Element data from apps and pages
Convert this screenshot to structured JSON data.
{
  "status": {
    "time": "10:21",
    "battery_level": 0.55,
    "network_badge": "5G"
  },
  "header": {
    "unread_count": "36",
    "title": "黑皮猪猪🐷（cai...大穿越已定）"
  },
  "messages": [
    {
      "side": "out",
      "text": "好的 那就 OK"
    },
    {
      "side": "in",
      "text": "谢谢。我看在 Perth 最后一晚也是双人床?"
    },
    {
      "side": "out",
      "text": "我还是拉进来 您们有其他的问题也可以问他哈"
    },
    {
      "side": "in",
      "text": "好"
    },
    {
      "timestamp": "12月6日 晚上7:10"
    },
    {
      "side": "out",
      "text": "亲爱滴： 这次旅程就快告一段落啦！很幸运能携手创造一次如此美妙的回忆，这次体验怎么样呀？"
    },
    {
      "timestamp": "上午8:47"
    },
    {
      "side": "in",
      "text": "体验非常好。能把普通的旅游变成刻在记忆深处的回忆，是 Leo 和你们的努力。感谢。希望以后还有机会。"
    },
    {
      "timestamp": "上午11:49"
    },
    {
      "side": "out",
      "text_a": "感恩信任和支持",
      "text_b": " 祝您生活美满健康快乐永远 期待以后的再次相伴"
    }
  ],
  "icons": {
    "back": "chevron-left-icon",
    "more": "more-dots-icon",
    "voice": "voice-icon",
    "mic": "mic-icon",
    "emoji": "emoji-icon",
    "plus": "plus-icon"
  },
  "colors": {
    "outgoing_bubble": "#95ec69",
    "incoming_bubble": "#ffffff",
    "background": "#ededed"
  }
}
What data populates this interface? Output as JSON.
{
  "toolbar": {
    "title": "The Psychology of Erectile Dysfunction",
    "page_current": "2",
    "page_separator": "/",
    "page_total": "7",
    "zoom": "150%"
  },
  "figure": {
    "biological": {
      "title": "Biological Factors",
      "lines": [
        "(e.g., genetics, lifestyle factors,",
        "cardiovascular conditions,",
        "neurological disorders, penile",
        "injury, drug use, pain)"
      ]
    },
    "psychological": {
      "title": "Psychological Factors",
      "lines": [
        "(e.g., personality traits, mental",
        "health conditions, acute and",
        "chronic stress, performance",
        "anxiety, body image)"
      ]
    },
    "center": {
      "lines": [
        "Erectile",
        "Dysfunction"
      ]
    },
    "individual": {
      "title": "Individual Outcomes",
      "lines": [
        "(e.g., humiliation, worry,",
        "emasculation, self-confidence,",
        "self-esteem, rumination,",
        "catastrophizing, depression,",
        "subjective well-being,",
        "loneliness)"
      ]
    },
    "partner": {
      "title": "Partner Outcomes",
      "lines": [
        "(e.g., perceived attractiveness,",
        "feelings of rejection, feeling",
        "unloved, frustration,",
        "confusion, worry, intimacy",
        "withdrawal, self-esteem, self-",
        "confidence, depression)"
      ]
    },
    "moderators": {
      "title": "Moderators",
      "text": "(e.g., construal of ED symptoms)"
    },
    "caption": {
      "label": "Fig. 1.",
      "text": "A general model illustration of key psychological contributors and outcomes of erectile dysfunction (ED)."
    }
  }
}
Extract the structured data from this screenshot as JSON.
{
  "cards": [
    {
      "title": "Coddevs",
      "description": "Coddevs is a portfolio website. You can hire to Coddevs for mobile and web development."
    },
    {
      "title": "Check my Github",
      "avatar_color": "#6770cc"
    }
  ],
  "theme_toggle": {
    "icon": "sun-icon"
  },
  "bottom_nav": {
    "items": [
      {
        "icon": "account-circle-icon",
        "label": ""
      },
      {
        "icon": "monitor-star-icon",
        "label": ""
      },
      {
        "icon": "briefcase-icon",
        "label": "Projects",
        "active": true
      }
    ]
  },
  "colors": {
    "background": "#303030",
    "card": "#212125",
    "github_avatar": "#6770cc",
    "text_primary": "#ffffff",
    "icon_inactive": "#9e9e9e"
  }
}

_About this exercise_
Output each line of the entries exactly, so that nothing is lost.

_Solution for this exercise_
Convert this screenshot to structured JSON data.
{
  "status": {
    "time": "10:21",
    "battery_level": 0.55,
    "network_badge": "5G"
  },
  "header": {
    "unread_count": "36",
    "title": "黑皮猪猪🐷（cai...大穿越已定）"
  },
  "messages": [
    {
      "side": "out",
      "text": "好的 那就 OK"
    },
    {
      "side": "in",
      "text": "谢谢。我看在 Perth 最后一晚也是双人床?"
    },
    {
      "side": "out",
      "text": "我还是拉进来 您们有其他的问题也可以问他哈"
    },
    {
      "side": "in",
      "text": "好"
    },
    {
      "timestamp": "12月6日 晚上7:10"
    },
    {
      "side": "out",
      "text": "亲爱滴： 这次旅程就快告一段落啦！很幸运能携手创造一次如此美妙的回忆，这次体验怎么样呀？"
    },
    {
      "timestamp": "上午8:47"
    },
    {
      "side": "in",
      "text": "体验非常好。能把普通的旅游变成刻在记忆深处的回忆，是 Leo 和你们的努力。感谢。希望以后还有机会。"
    },
    {
      "timestamp": "上午11:49"
    },
    {
      "side": "out",
      "text_a": "感恩信任和支持",
      "text_b": " 祝您生活美满健康快乐永远 期待以后的再次相伴"
    }
  ],
  "icons": {
    "back": "chevron-left-icon",
    "more": "more-dots-icon",
    "voice": "voice-icon",
    "mic": "mic-icon",
    "emoji": "emoji-icon",
    "plus": "plus-icon"
  },
  "colors": {
    "outgoing_bubble": "#95ec69",
    "incoming_bubble": "#ffffff",
    "background": "#ededed"
  }
}
What data populates this interface? Output as JSON.
{
  "toolbar": {
    "title": "The Psychology of Erectile Dysfunction",
    "page_current": "2",
    "page_separator": "/",
    "page_total": "7",
    "zoom": "150%"
  },
  "figure": {
    "biological": {
      "title": "Biological Factors",
      "lines": [
        "(e.g., genetics, lifestyle factors,",
        "cardiovascular conditions,",
        "neurological disorders, penile",
        "injury, drug use, pain)"
      ]
    },
    "psychological": {
      "title": "Psychological Factors",
      "lines": [
        "(e.g., personality traits, mental",
        "health conditions, acute and",
        "chronic stress, performance",
        "anxiety, body image)"
      ]
    },
    "center": {
      "lines": [
        "Erectile",
        "Dysfunction"
      ]
    },
    "individual": {
      "title": "Individual Outcomes",
      "lines": [
        "(e.g., humiliation, worry,",
        "emasculation, self-confidence,",
        "self-esteem, rumination,",
        "catastrophizing, depression,",
        "subjective well-being,",
        "loneliness)"
      ]
    },
    "partner": {
      "title": "Partner Outcomes",
      "lines": [
        "(e.g., perceived attractiveness,",
        "feelings of rejection, feeling",
        "unloved, frustration,",
        "confusion, worry, intimacy",
        "withdrawal, self-esteem, self-",
        "confidence, depression)"
      ]
    },
    "moderators": {
      "title": "Moderators",
      "text": "(e.g., construal of ED symptoms)"
    },
    "caption": {
      "label": "Fig. 1.",
      "text": "A general model illustration of key psychological contributors and outcomes of erectile dysfunction (ED)."
    }
  }
}
Extract the structured data from this screenshot as JSON.
{
  "cards": [
    {
      "title": "Coddevs",
      "description": "Coddevs is a portfolio website. You can hire to Coddevs for mobile and web development."
    },
    {
      "title": "Check my Github",
      "avatar_color": "#6770cc"
    }
  ],
  "theme_toggle": {
    "icon": "sun-icon"
  },
  "bottom_nav": {
    "items": [
      {
        "icon": "account-circle-icon",
        "label": ""
      },
      {
        "icon": "monitor-star-icon",
        "label": ""
      },
      {
        "icon": "briefcase-icon",
        "label": "Projects",
        "active": true
      }
    ]
  },
  "colors": {
    "background": "#303030",
    "card": "#212125",
    "github_avatar": "#6770cc",
    "text_primary": "#ffffff",
    "icon_inactive": "#9e9e9e"
  }
}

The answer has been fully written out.